● **Directions**:
In the listing below, find every line with the string "image" and pull it out.
═══
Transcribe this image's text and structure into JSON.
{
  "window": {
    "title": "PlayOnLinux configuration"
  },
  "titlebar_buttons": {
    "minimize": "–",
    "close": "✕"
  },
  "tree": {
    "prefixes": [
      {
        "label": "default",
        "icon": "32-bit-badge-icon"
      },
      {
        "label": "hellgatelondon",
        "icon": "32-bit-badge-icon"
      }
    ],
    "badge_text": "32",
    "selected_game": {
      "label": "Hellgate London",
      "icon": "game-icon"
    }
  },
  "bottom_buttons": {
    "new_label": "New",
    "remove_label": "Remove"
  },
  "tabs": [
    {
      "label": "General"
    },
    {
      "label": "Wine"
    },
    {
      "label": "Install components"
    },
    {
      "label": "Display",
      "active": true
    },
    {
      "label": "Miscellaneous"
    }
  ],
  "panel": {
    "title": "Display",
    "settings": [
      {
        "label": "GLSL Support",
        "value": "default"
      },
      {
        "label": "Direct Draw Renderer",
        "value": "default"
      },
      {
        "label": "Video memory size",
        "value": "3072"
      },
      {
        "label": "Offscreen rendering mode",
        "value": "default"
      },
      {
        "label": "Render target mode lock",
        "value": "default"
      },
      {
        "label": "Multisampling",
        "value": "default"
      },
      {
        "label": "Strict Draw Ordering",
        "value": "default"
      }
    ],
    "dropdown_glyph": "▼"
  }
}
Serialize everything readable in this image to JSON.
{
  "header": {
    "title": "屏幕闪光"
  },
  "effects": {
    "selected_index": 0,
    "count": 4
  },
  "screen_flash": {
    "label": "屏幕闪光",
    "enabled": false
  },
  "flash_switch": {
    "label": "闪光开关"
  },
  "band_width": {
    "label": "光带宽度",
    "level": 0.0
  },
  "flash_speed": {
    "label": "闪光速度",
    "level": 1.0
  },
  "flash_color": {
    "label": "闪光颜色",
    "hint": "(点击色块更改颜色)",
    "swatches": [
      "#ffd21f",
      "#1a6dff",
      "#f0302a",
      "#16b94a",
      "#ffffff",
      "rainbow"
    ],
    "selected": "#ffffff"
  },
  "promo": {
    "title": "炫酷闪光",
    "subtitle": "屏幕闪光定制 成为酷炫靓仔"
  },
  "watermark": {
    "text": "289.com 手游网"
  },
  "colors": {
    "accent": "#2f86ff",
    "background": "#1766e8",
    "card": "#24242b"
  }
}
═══
● **Result for this task**:
Transcribe this image's text and structure into JSON.
Serialize everything readable in this image to JSON.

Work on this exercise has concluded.